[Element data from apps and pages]
▽

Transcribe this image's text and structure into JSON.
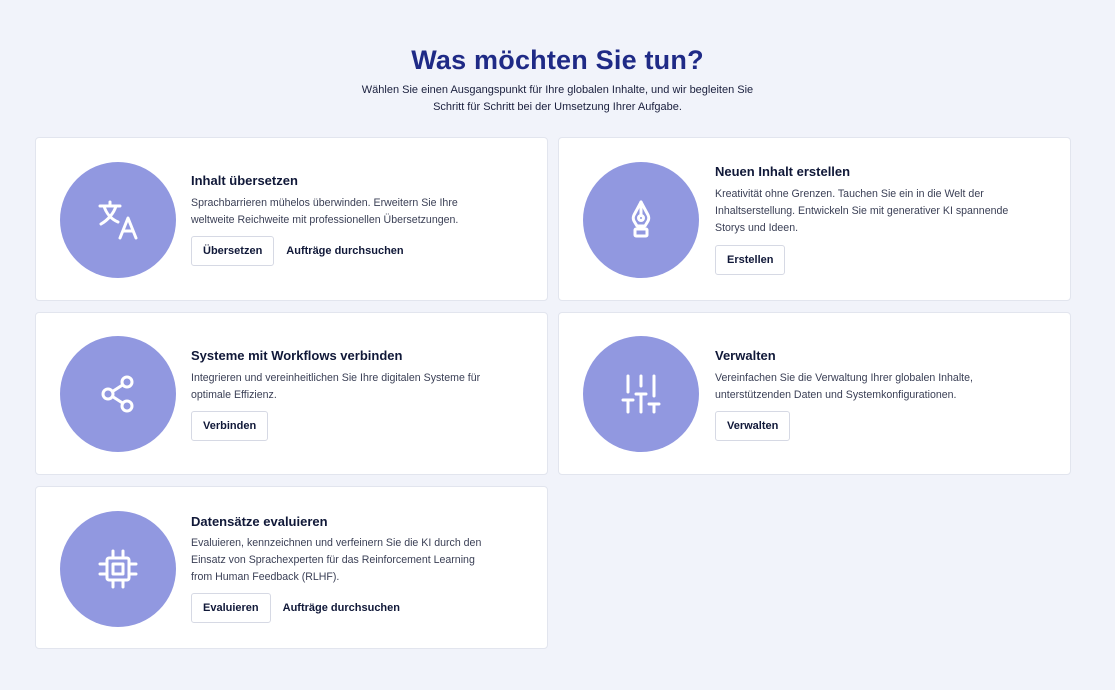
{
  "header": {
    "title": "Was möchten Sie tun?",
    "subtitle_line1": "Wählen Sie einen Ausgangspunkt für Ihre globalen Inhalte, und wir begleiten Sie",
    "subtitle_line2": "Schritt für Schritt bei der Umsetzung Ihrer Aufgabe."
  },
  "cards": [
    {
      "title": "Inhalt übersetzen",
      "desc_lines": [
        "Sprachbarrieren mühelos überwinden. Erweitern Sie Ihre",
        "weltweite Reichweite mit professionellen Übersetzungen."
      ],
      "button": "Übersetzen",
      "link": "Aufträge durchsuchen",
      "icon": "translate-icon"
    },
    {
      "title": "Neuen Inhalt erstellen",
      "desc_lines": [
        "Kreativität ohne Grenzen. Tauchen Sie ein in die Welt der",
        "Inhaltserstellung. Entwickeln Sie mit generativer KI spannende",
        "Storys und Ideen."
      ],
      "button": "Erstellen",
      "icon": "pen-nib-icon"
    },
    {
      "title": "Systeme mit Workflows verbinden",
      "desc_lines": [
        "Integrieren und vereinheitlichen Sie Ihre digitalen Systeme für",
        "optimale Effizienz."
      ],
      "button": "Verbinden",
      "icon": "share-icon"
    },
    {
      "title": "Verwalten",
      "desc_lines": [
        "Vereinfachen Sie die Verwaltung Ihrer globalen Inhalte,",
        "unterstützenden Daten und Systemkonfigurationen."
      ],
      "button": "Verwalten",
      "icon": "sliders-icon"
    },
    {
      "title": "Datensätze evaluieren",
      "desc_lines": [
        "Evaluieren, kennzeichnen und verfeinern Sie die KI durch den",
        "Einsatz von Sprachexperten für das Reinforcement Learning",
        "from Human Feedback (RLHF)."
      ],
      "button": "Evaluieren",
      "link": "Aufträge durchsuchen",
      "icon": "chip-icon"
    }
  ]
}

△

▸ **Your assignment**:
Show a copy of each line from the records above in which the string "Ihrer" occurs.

▸ **The completed task**:
    "subtitle_line2": "Schritt für Schritt bei der Umsetzung Ihrer Aufgabe."
        "Vereinfachen Sie die Verwaltung Ihrer globalen Inhalte,",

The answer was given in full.